*REQUIRED ACTION*. Could you output every record below exactly, leaving out the pictures?

*MATERIAL PROVIDED*.
<<<<

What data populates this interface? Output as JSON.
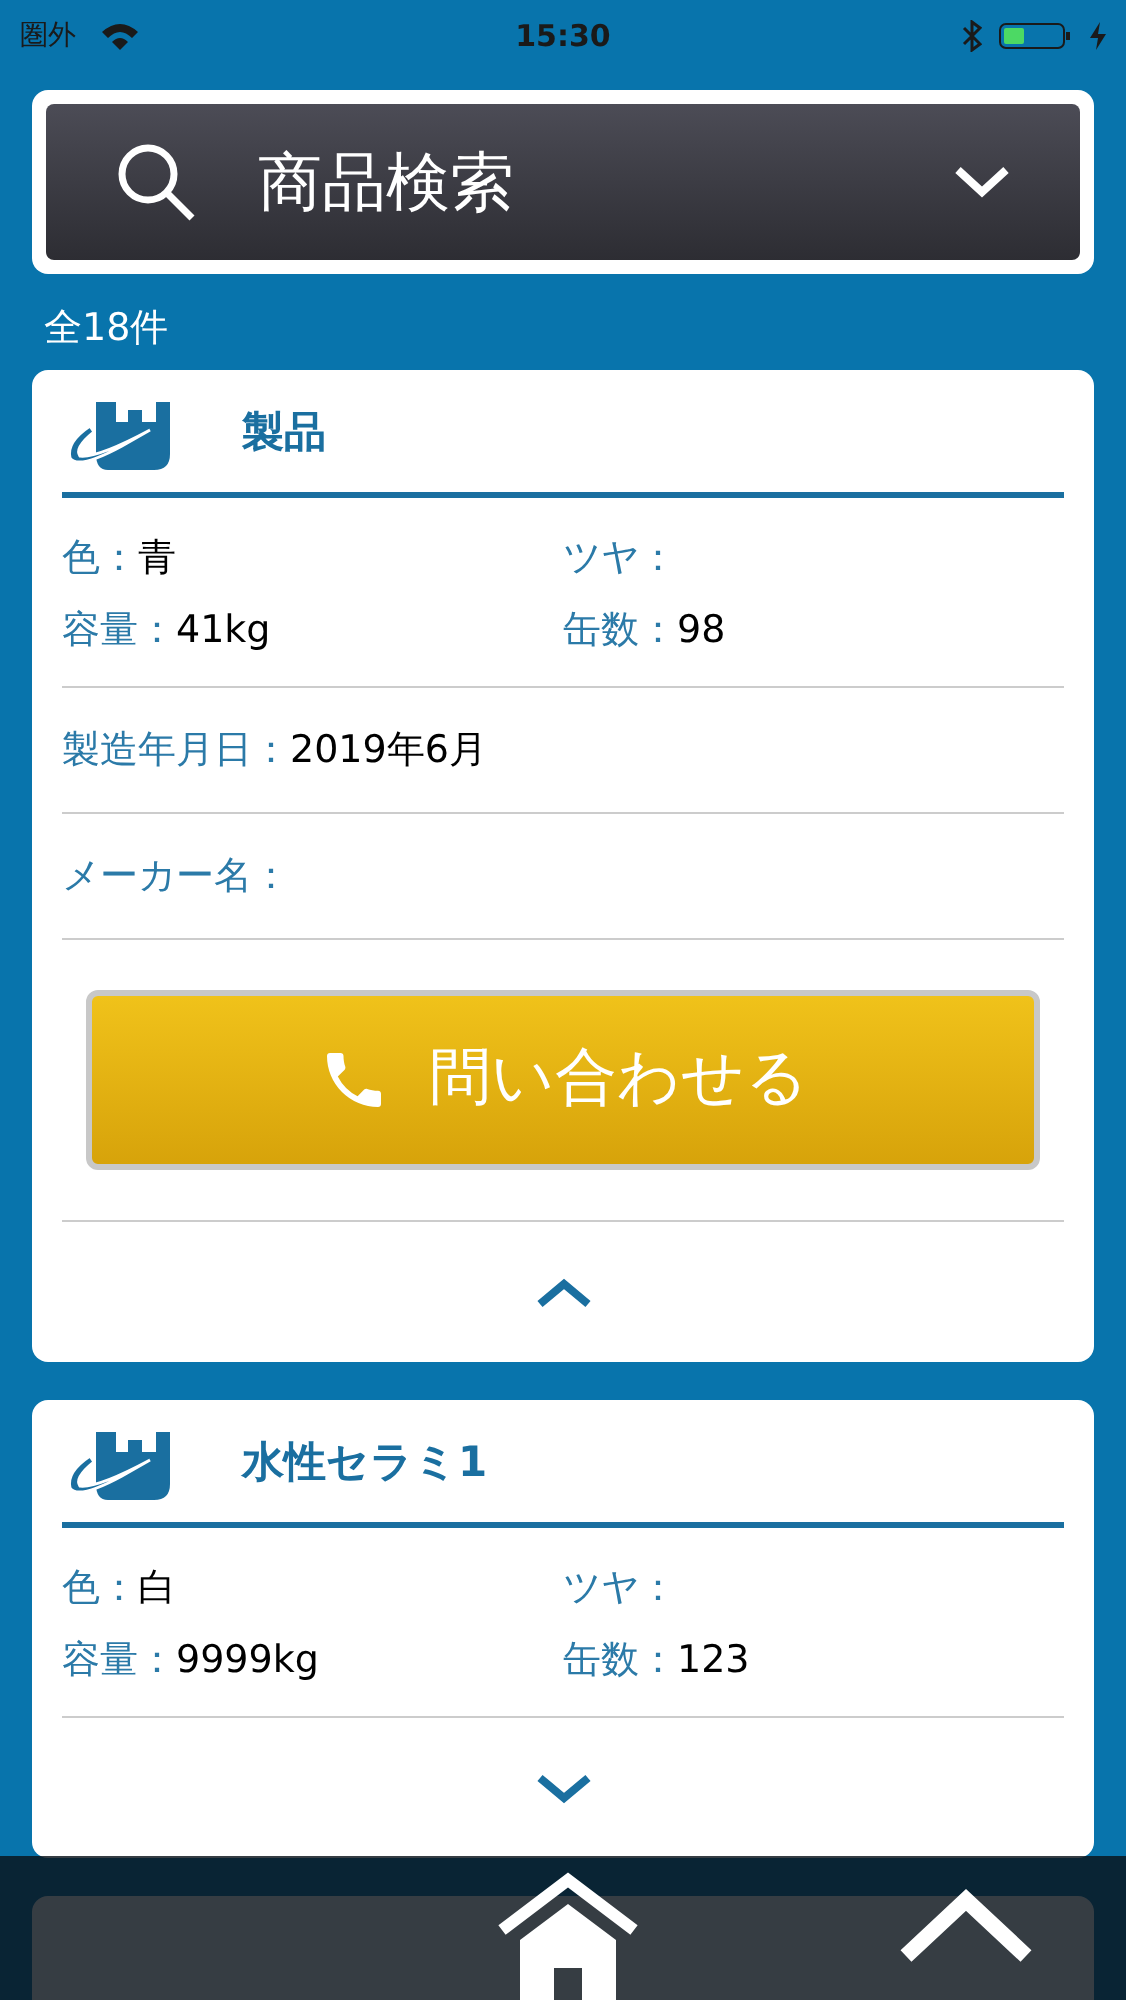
{
  "status_bar": {
    "carrier": "圏外",
    "time": "15:30"
  },
  "search": {
    "label": "商品検索"
  },
  "result_count": "全18件",
  "cards": [
    {
      "title": "製品",
      "expanded": true,
      "fields": [
        {
          "label": "色：",
          "value": "青"
        },
        {
          "label": "ツヤ："
        },
        {
          "label": "容量：",
          "value": "41kg"
        },
        {
          "label": "缶数：",
          "value": "98"
        }
      ],
      "details": [
        {
          "label": "製造年月日：",
          "value": "2019年6月"
        },
        {
          "label": "メーカー名："
        }
      ],
      "contact_button": "問い合わせる"
    },
    {
      "title": "水性セラミ1",
      "expanded": false,
      "fields": [
        {
          "label": "色：",
          "value": "白"
        },
        {
          "label": "ツヤ："
        },
        {
          "label": "容量：",
          "value": "9999kg"
        },
        {
          "label": "缶数：",
          "value": "123"
        }
      ]
    }
  ]
}
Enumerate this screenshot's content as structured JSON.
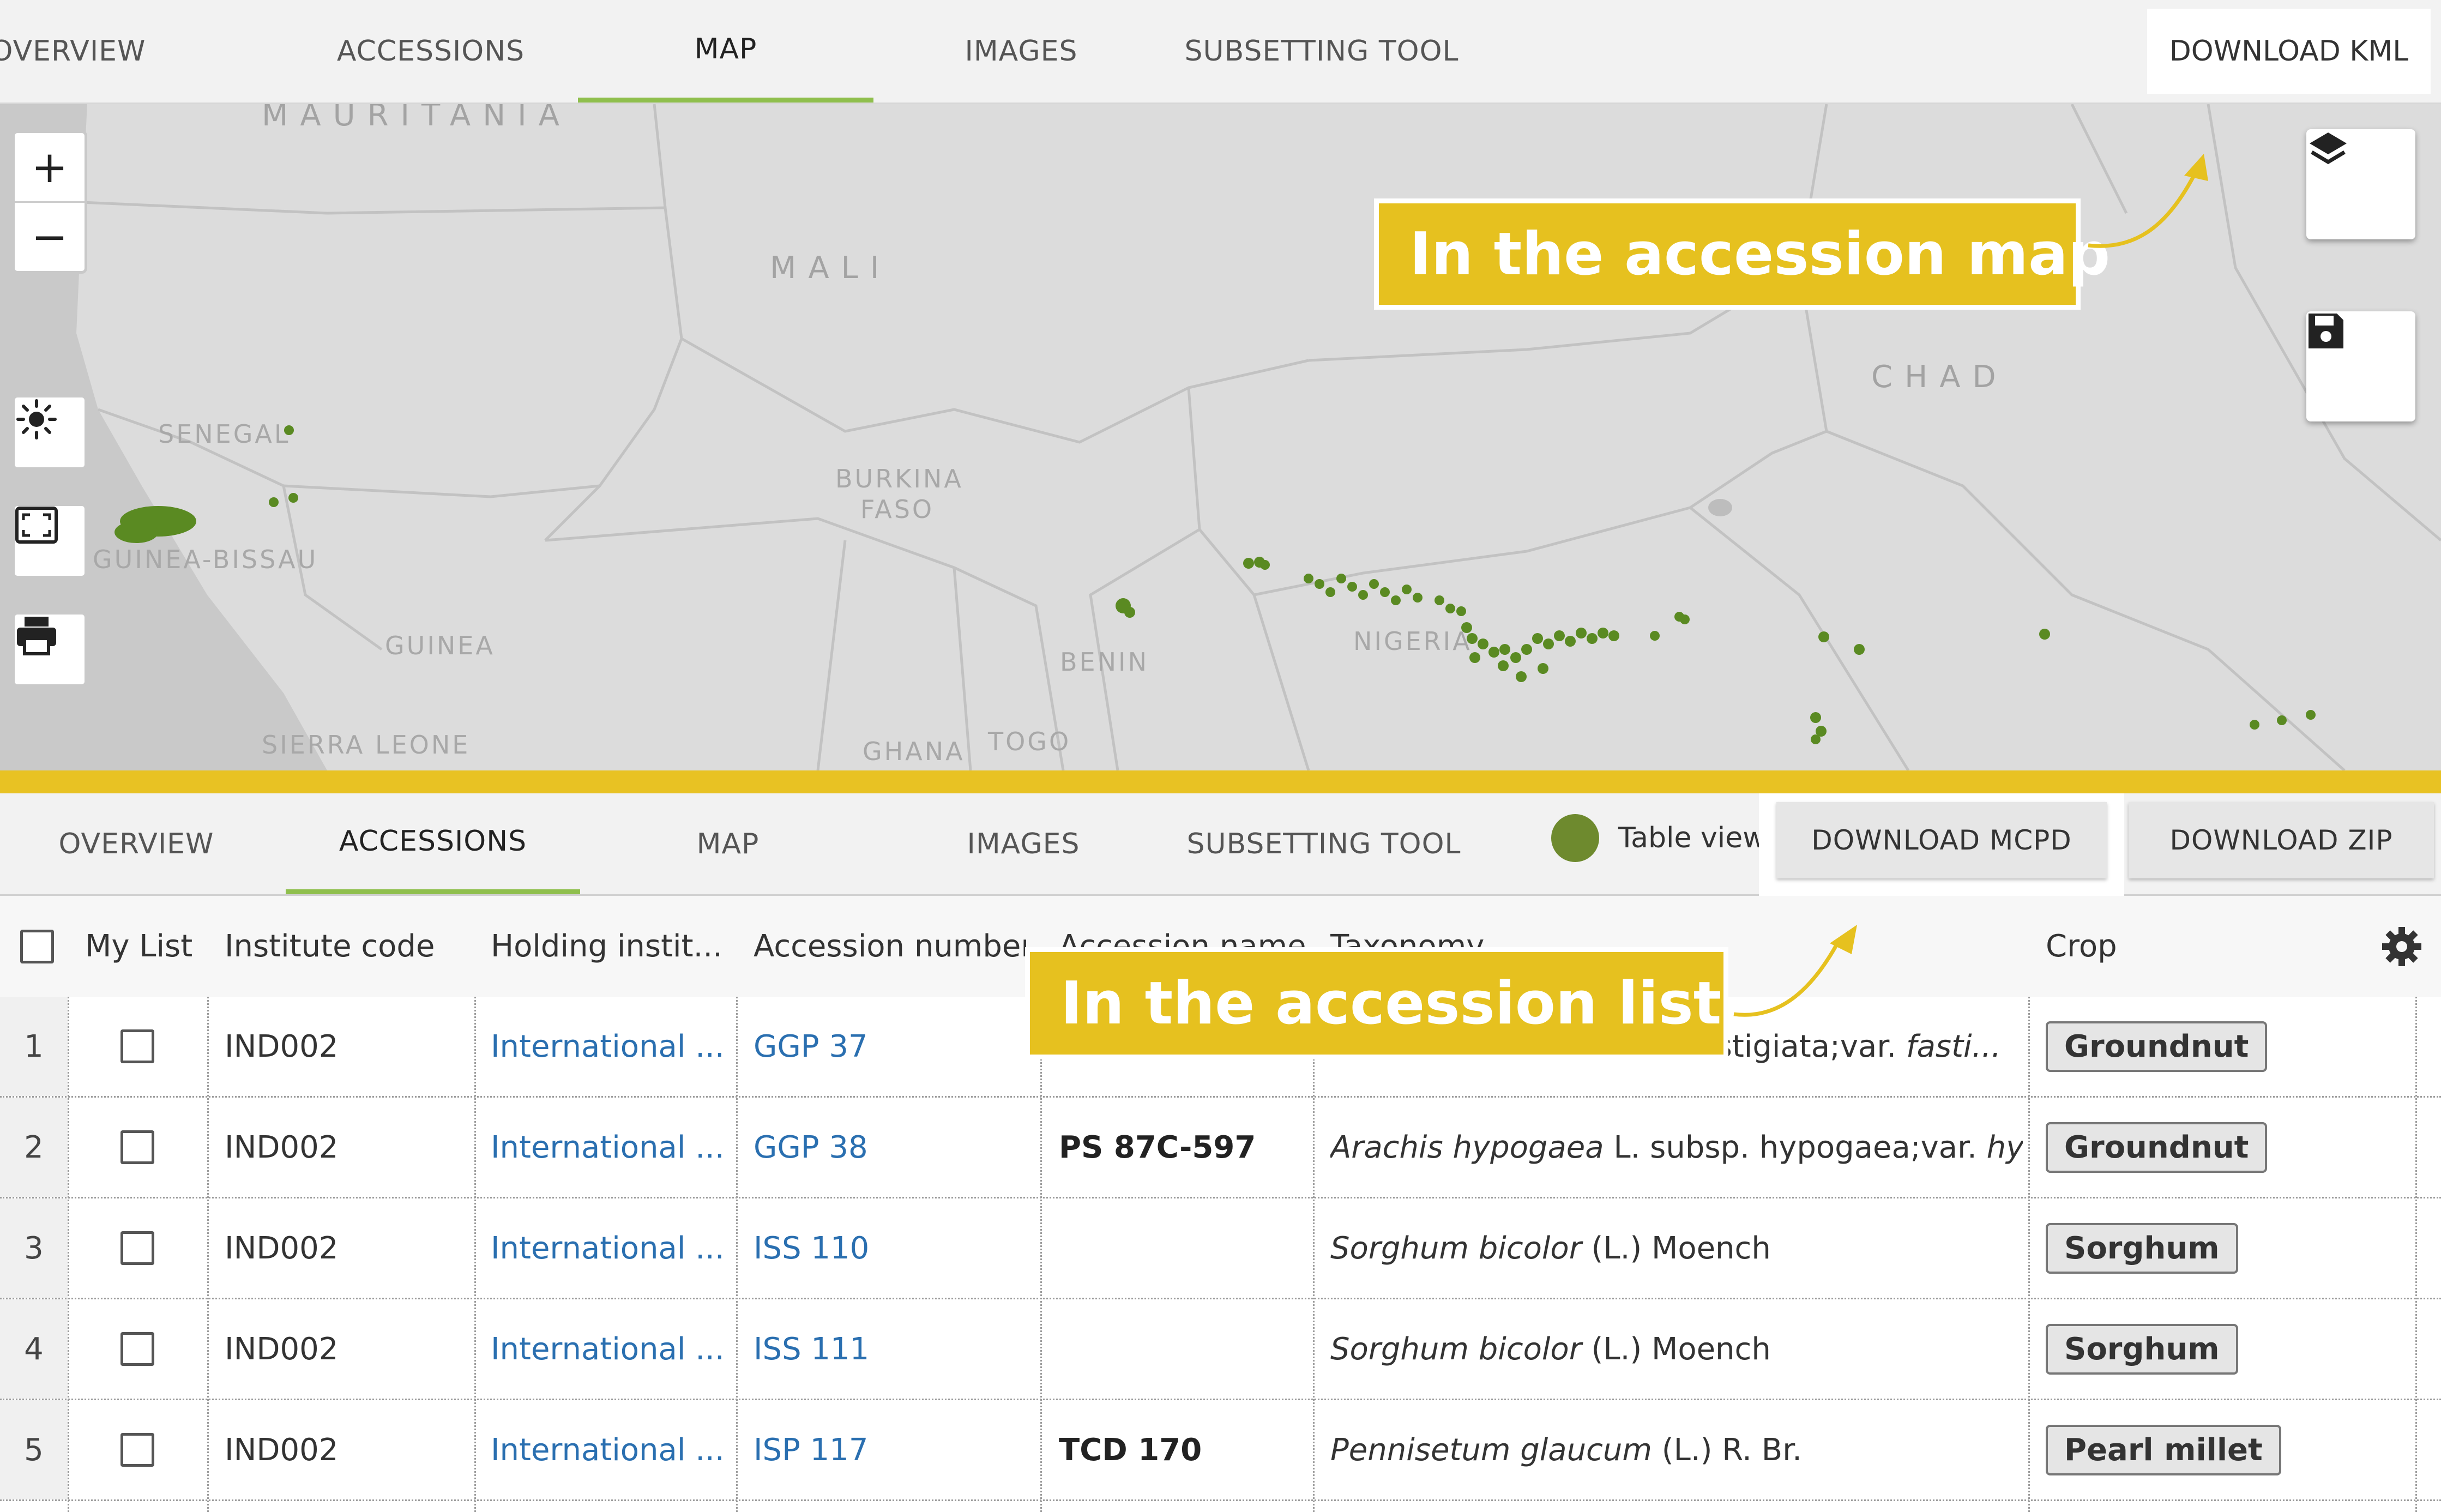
{
  "top_tabs": {
    "overview": "OVERVIEW",
    "accessions": "ACCESSIONS",
    "map": "MAP",
    "images": "IMAGES",
    "subsetting": "SUBSETTING TOOL",
    "download_kml": "DOWNLOAD KML",
    "active": "MAP"
  },
  "map": {
    "zoom_in": "+",
    "zoom_out": "−",
    "labels": {
      "mauritania": "MAURITANIA",
      "mali": "MALI",
      "chad": "CHAD",
      "senegal": "SENEGAL",
      "guinea_bissau": "GUINEA-BISSAU",
      "burkina_faso_1": "BURKINA",
      "burkina_faso_2": "FASO",
      "guinea": "GUINEA",
      "benin": "BENIN",
      "nigeria": "NIGERIA",
      "sierra_leone": "SIERRA LEONE",
      "ghana": "GHANA",
      "togo": "TOGO"
    },
    "icons": [
      "plus-icon",
      "minus-icon",
      "sun-icon",
      "fullscreen-icon",
      "print-icon",
      "layers-icon",
      "save-icon"
    ],
    "marker_color": "#5a8a22"
  },
  "bottom_tabs": {
    "overview": "OVERVIEW",
    "accessions": "ACCESSIONS",
    "map": "MAP",
    "images": "IMAGES",
    "subsetting": "SUBSETTING TOOL",
    "table_view_label": "Table view",
    "download_mcpd": "DOWNLOAD MCPD",
    "download_zip": "DOWNLOAD ZIP",
    "active": "ACCESSIONS"
  },
  "table": {
    "columns": {
      "my_list": "My List",
      "institute_code": "Institute code",
      "holding_institute": "Holding instit...",
      "accession_number": "Accession number",
      "accession_name": "Accession name",
      "taxonomy": "Taxonomy",
      "crop": "Crop"
    },
    "rows": [
      {
        "num": "1",
        "institute_code": "IND002",
        "holding": "International ...",
        "accession_number": "GGP 37",
        "accession_name": "",
        "taxonomy_prefix": "",
        "taxonomy_rest": "fastigiata;var.",
        "taxonomy_italic2": "fasti...",
        "crop": "Groundnut"
      },
      {
        "num": "2",
        "institute_code": "IND002",
        "holding": "International ...",
        "accession_number": "GGP 38",
        "accession_name": "PS 87C-597",
        "taxonomy_prefix": "Arachis hypogaea",
        "taxonomy_rest": "L. subsp. hypogaea;var.",
        "taxonomy_italic2": "hyp...",
        "crop": "Groundnut"
      },
      {
        "num": "3",
        "institute_code": "IND002",
        "holding": "International ...",
        "accession_number": "ISS 110",
        "accession_name": "",
        "taxonomy_prefix": "Sorghum bicolor",
        "taxonomy_rest": "(L.) Moench",
        "taxonomy_italic2": "",
        "crop": "Sorghum"
      },
      {
        "num": "4",
        "institute_code": "IND002",
        "holding": "International ...",
        "accession_number": "ISS 111",
        "accession_name": "",
        "taxonomy_prefix": "Sorghum bicolor",
        "taxonomy_rest": "(L.) Moench",
        "taxonomy_italic2": "",
        "crop": "Sorghum"
      },
      {
        "num": "5",
        "institute_code": "IND002",
        "holding": "International ...",
        "accession_number": "ISP 117",
        "accession_name": "TCD 170",
        "taxonomy_prefix": "Pennisetum glaucum",
        "taxonomy_rest": "(L.) R. Br.",
        "taxonomy_italic2": "",
        "crop": "Pearl millet"
      }
    ]
  },
  "callouts": {
    "map": "In the accession map",
    "list": "In the accession list"
  },
  "colors": {
    "accent_green": "#8fbf4d",
    "callout_yellow": "#e6c11f",
    "link_blue": "#2a6fb0"
  }
}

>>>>

*EXPECTED ANSWER*.
What data populates this interface? Output as JSON.
{
  "status_bar": {
    "carrier": "圏外",
    "time": "15:30"
  },
  "search": {
    "label": "商品検索"
  },
  "result_count": "全18件",
  "cards": [
    {
      "title": "製品",
      "expanded": true,
      "fields": [
        {
          "label": "色：",
          "value": "青"
        },
        {
          "label": "ツヤ："
        },
        {
          "label": "容量：",
          "value": "41kg"
        },
        {
          "label": "缶数：",
          "value": "98"
        }
      ],
      "details": [
        {
          "label": "製造年月日：",
          "value": "2019年6月"
        },
        {
          "label": "メーカー名："
        }
      ],
      "contact_button": "問い合わせる"
    },
    {
      "title": "水性セラミ1",
      "expanded": false,
      "fields": [
        {
          "label": "色：",
          "value": "白"
        },
        {
          "label": "ツヤ："
        },
        {
          "label": "容量：",
          "value": "9999kg"
        },
        {
          "label": "缶数：",
          "value": "123"
        }
      ]
    }
  ]
}
Enumerate this screenshot's content as structured JSON.
{
  "top_tabs": {
    "overview": "OVERVIEW",
    "accessions": "ACCESSIONS",
    "map": "MAP",
    "images": "IMAGES",
    "subsetting": "SUBSETTING TOOL",
    "download_kml": "DOWNLOAD KML",
    "active": "MAP"
  },
  "map": {
    "zoom_in": "+",
    "zoom_out": "−",
    "labels": {
      "mauritania": "MAURITANIA",
      "mali": "MALI",
      "chad": "CHAD",
      "senegal": "SENEGAL",
      "guinea_bissau": "GUINEA-BISSAU",
      "burkina_faso_1": "BURKINA",
      "burkina_faso_2": "FASO",
      "guinea": "GUINEA",
      "benin": "BENIN",
      "nigeria": "NIGERIA",
      "sierra_leone": "SIERRA LEONE",
      "ghana": "GHANA",
      "togo": "TOGO"
    },
    "icons": [
      "plus-icon",
      "minus-icon",
      "sun-icon",
      "fullscreen-icon",
      "print-icon",
      "layers-icon",
      "save-icon"
    ],
    "marker_color": "#5a8a22"
  },
  "bottom_tabs": {
    "overview": "OVERVIEW",
    "accessions": "ACCESSIONS",
    "map": "MAP",
    "images": "IMAGES",
    "subsetting": "SUBSETTING TOOL",
    "table_view_label": "Table view",
    "download_mcpd": "DOWNLOAD MCPD",
    "download_zip": "DOWNLOAD ZIP",
    "active": "ACCESSIONS"
  },
  "table": {
    "columns": {
      "my_list": "My List",
      "institute_code": "Institute code",
      "holding_institute": "Holding instit...",
      "accession_number": "Accession number",
      "accession_name": "Accession name",
      "taxonomy": "Taxonomy",
      "crop": "Crop"
    },
    "rows": [
      {
        "num": "1",
        "institute_code": "IND002",
        "holding": "International ...",
        "accession_number": "GGP 37",
        "accession_name": "",
        "taxonomy_prefix": "",
        "taxonomy_rest": "fastigiata;var.",
        "taxonomy_italic2": "fasti...",
        "crop": "Groundnut"
      },
      {
        "num": "2",
        "institute_code": "IND002",
        "holding": "International ...",
        "accession_number": "GGP 38",
        "accession_name": "PS 87C-597",
        "taxonomy_prefix": "Arachis hypogaea",
        "taxonomy_rest": "L. subsp. hypogaea;var.",
        "taxonomy_italic2": "hyp...",
        "crop": "Groundnut"
      },
      {
        "num": "3",
        "institute_code": "IND002",
        "holding": "International ...",
        "accession_number": "ISS 110",
        "accession_name": "",
        "taxonomy_prefix": "Sorghum bicolor",
        "taxonomy_rest": "(L.) Moench",
        "taxonomy_italic2": "",
        "crop": "Sorghum"
      },
      {
        "num": "4",
        "institute_code": "IND002",
        "holding": "International ...",
        "accession_number": "ISS 111",
        "accession_name": "",
        "taxonomy_prefix": "Sorghum bicolor",
        "taxonomy_rest": "(L.) Moench",
        "taxonomy_italic2": "",
        "crop": "Sorghum"
      },
      {
        "num": "5",
        "institute_code": "IND002",
        "holding": "International ...",
        "accession_number": "ISP 117",
        "accession_name": "TCD 170",
        "taxonomy_prefix": "Pennisetum glaucum",
        "taxonomy_rest": "(L.) R. Br.",
        "taxonomy_italic2": "",
        "crop": "Pearl millet"
      }
    ]
  },
  "callouts": {
    "map": "In the accession map",
    "list": "In the accession list"
  },
  "colors": {
    "accent_green": "#8fbf4d",
    "callout_yellow": "#e6c11f",
    "link_blue": "#2a6fb0"
  }
}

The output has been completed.